When the girls came back down to the patio, Uncle Nick was sitting on top of the picnic table, his feet propped on the seat, a guitar cradled in his lap. Aunt Millie sat on the seat beside his legs. She held a guitar, too. They were tuning while Uncle Stefan leaned back in the deck chair, showing off with his mandolin. The way he could make it cry sent shivers down Susan’s back. Lucinda’s mother came out and sat on the picnic table next to her brother. All at once three of them began strumming and singing in harmony, Sophia coming in with the melody. The music was wild and exotic and foreign to Susan—but she loved the way it sounded, and the way it made the hairs stand up on her arms and the back of her head. She could not understand the words; they were sung in a language she didn’t recognize. She looked around at Lucinda and the boys and saw that they were singing along.
When the song ended, Susan clapped her hands, then blushed when they all looked at her.
“That was beautiful,” she said softly to Lucinda. “What language was that you were singing?”
“It’s called Romani.”
“Romani? Is that like Romanian?”
“Is that what you are, your family? Romanian?”
Lucinda scowled. “We’re Americans. We come from all over, like you.”
Susan thought about her mother’s family, which was Dutch and German, and her father’s family, which was Scots-Irish; she saw Lucinda’s point. Anyway, it seemed to Susan that her friend was a little touchy on the subject, so she dropped it.

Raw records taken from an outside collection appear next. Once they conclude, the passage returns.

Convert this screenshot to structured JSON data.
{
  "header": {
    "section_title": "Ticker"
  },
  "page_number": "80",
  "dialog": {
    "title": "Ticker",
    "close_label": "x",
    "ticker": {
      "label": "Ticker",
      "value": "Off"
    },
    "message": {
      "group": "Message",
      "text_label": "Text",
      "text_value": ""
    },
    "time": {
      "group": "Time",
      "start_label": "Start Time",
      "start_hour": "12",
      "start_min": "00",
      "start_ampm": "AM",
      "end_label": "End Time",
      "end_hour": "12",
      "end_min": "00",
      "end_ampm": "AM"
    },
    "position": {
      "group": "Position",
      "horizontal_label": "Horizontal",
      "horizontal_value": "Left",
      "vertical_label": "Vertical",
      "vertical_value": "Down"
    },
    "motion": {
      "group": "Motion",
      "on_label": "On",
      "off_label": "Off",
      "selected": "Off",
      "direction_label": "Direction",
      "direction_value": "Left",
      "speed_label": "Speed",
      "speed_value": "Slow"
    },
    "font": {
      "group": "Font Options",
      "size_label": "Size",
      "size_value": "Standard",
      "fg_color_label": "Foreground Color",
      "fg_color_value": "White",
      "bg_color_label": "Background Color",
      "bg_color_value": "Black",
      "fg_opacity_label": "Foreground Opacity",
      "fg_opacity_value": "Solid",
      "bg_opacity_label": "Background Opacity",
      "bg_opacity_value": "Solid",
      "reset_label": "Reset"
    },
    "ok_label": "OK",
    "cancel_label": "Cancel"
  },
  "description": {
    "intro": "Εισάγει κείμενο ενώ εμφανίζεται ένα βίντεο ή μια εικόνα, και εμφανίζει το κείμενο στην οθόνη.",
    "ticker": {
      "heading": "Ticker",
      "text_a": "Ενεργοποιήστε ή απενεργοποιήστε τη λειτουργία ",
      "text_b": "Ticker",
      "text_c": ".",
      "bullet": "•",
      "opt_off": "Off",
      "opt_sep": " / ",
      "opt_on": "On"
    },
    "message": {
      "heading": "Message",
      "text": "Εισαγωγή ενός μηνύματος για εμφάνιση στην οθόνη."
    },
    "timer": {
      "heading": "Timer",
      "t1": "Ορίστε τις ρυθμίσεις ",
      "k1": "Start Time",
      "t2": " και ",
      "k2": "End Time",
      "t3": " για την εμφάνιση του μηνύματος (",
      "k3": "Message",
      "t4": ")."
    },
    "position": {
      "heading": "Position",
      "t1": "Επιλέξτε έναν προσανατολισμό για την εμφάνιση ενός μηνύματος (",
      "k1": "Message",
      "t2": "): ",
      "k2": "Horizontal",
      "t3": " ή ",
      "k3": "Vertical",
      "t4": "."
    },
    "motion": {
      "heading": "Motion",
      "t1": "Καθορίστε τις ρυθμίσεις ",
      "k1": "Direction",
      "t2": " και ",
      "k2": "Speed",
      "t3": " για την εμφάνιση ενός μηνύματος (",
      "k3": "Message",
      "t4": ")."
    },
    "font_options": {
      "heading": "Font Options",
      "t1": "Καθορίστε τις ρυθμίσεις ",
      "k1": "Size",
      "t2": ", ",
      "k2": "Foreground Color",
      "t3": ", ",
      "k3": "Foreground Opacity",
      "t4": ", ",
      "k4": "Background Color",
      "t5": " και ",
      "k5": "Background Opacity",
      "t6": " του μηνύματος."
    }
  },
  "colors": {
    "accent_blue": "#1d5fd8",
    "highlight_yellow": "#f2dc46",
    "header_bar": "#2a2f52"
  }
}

Another song had started, this one sung by Uncle Nick with the rest supplying harmony. It was raucous and fast and involved rhythmic hand-clapping and foot stomping. Lucinda and Angelo got up to dance, and Susan was just looking back at George when a car came squealing into the parking lot. The car was a convertible. There were three young men in it. They threw beer bottles at the patio. One of them shouted, “Dirty Gypsies!”
The car spun around in the parking lot, which really was not big enough for that sort of thing. It barely missed the bumper of Uncle Nick’s gleaming minivan. The car made black tire marks on the pavement and the smell of burning rubber blew across the patio.
Before Susan even had time to be frightened, the convertible had roared off down the street. One of the young men yelled, “Go back where you came from!”
There was a moment of silence on the patio, after the car had gone. Millie and Sophia scurried about, sweeping up broken glass and making sure no one was cut. They made little jokes about rude neighbors and litter bugs, trying to cheer up the little kids, who were scared. But George and Angelo and the men just shrugged their shoulders and gave each other knowing looks.
Susan did not understand any of this and completely forgot to be shy when she asked, “Why did they do that?”
Uncle Stefan smiled at her, and the relaxed, amused expression on his face made her feel better. He didn’t seem to take it very seriously.
“They probably didn’t like Nick’s singing,” he said. He chuckled at the look his brother gave him.
The glass was cleaned up and the guitars started again. Somehow, the car and the beer bottles were forgotten, and there was music and dancing until the little kids got too sleepy. Then Uncle Nick and Aunt Millie packed up the minivan with guitars and leftover food and tired kids. They drove off, their tires crossing the rubber streaks on the pavement.
“Come on girls, it’s time you were settled down for the night,” Lucinda’s mother said, blowing out candles. “Say goodnight to Uncle Stefan.”
Lucinda went to where her uncle sat in the deck chair, apparently relaxed, still plucking idly at his mandolin. She planted a kiss on his cheek, and hugged him briefly around the neck. He set his mandolin down to embrace her, kissing her on both cheeks.
He looked over at Susan, and extended his hand to her. When she took it, he turned her hand and placed a very proper, courtly kiss on the back of it, right by the knuckle.
“Goodnight, ladies,” he said, as he leaned back in his chair and picked up his mandolin. Susan looked back over her shoulder at him just before she walked inside. He was strumming softly, gazing off into the distance. He seemed far away and still. It was a look like Lucinda’s.